> [TASK]
The records follow. Count the lines holding "effects" and give only the number.

[DATASET — start]

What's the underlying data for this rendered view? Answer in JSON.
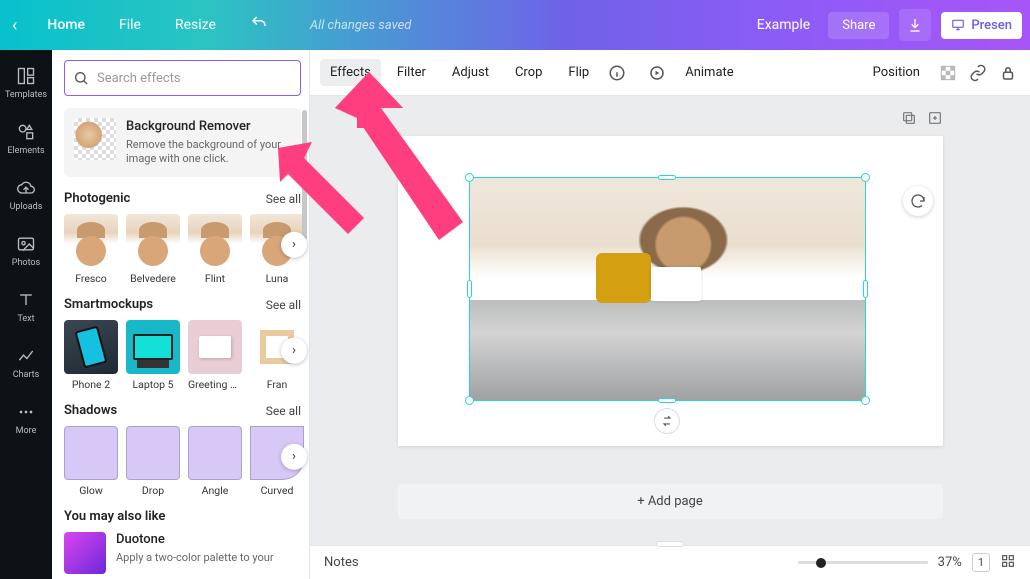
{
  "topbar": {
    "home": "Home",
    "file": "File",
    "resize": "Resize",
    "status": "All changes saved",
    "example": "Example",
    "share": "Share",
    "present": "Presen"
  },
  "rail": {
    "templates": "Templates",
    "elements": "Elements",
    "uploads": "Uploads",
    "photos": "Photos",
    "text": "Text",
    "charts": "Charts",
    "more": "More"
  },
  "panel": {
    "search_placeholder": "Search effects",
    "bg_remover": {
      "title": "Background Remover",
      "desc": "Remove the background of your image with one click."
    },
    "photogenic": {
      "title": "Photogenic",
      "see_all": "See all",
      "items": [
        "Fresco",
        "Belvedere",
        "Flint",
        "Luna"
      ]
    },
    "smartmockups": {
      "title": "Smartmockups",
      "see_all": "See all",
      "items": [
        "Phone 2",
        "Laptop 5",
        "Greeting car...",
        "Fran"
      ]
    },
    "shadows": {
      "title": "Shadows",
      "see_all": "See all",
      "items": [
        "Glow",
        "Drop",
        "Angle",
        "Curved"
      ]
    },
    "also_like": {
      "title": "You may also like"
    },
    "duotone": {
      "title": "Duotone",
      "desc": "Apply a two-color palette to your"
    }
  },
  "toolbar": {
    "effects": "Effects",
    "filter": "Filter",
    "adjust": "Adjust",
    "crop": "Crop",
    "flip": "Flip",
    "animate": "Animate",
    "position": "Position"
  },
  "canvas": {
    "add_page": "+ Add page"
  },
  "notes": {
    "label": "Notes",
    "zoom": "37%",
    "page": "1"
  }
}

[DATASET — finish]

> [ANSWER]
2